Over the years, Chris has designed and delivered thousands of training programmes and has coached and motivated many management teams, groups and individuals. His training programmes are both structured and clear, designed to help delegates organise their thinking and, wherever necessary, to improve their techniques and skills.

Blogs by Email

Do you want to receive an email whenever we post a new blog? The blogs contain article 5-10 minutes long - ideal for reading during your coffee break!

Further Reading in Communication - Clear Communication

  • Good Communication
    Good Communication At work, in order to become a more effective communicator, you need to develop three qualities: 1. Clarity: Everyone should be able to fully understand what you mean, even if they don't agree with you. Remember that misunderstandings will cause problems. Clarity is your main communication goal. 2. Rationality...
    Read Article >
  • How to be a better communicator
    Your work and personal relationships would benefit if you improved your style of communication. Please check out these four strategies you can use straight away, to be a better communicator and gain more co-operation from people around you.
    Read Article >
  • Communication: Negotiation Skills
    Every organisation has to trade successfully with others and being able to negotiate skillfully is vital to your success. Negotiation skills training will enable your team to agree the best possible outcome from any negotiation situation.
    Read Article >
  • How to be a good conversationalist
    Conversational skills are essential both in business and socially, so here are some top tips to becoming a good conversationalist.
    Read Article >
  • Better Work Relationships
    Developing your ability to create and maintain excellent relationships will help you enjoy more success in every aspect of your life.
    Read Article >

Looking for Communication Skills Training?

If you're looking to develop your Clear Communication Skills, you may find this Communication Skills Training Course beneficial:

Open Training Course Pricing and Availability

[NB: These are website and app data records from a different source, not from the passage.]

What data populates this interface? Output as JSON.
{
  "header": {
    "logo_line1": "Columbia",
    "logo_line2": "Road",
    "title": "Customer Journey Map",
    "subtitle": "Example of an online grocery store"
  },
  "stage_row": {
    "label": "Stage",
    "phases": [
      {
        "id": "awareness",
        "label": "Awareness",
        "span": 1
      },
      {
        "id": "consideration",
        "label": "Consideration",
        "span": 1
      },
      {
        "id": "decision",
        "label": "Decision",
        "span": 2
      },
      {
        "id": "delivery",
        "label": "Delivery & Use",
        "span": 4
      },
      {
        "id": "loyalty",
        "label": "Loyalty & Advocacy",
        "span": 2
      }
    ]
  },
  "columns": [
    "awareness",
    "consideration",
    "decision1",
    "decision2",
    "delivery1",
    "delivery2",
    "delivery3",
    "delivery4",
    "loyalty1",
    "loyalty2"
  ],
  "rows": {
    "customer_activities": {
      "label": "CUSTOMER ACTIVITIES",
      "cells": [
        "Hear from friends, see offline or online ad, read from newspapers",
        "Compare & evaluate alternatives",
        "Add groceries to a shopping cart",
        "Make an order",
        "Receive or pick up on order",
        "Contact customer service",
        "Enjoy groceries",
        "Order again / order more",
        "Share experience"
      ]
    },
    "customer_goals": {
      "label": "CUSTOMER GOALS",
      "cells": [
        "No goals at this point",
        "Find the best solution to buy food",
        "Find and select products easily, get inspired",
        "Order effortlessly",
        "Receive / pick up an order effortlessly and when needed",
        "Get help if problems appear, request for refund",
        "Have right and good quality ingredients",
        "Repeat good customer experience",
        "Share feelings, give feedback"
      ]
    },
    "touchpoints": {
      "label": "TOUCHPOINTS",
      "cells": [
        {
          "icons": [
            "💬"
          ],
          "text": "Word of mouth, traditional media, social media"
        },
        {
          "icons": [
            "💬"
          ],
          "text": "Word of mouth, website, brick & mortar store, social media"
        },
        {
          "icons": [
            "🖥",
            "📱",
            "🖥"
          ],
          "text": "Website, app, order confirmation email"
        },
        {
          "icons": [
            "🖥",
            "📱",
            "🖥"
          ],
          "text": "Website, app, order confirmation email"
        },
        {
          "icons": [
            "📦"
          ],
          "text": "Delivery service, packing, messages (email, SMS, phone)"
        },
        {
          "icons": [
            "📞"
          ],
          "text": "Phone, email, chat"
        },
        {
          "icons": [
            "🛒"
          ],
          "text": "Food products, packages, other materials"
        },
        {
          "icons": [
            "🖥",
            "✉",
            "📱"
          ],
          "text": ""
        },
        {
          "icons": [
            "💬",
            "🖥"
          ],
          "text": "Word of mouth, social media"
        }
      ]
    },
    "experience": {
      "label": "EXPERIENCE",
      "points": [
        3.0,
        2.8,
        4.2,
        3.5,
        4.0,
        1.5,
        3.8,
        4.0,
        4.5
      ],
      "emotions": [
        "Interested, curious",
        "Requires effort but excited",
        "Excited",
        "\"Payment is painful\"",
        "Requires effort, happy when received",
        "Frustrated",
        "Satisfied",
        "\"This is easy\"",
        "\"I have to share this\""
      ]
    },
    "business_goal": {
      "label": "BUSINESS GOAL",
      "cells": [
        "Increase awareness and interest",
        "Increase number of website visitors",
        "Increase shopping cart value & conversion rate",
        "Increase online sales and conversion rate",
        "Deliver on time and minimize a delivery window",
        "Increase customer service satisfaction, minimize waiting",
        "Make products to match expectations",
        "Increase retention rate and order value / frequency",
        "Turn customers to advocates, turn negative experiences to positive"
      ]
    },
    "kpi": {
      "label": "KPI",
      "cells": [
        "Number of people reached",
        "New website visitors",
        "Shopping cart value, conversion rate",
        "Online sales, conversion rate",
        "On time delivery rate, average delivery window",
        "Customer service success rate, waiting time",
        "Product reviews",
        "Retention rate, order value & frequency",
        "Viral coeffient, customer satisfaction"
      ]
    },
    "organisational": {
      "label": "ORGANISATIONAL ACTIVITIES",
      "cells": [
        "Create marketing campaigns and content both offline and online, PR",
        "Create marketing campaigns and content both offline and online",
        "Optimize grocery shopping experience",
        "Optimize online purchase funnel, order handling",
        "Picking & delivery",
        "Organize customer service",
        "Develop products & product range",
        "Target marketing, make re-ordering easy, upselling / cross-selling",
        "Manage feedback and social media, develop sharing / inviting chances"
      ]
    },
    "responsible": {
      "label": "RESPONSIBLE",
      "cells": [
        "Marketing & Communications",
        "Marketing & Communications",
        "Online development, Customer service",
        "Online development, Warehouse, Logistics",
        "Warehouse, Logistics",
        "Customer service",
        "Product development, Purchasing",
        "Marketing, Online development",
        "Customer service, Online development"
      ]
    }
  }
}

5 December
Online - Teams
£475 +VAT
8 December
Birmingham Jurys Inn
£475 +VAT
12 December
London - Central
£475 +VAT
23 January
Online - Teams
£475 +VAT
More dates and locations available
Save £50 on this course

Next Open Course Starts in 4 days, Online - Teams, places available Book Now >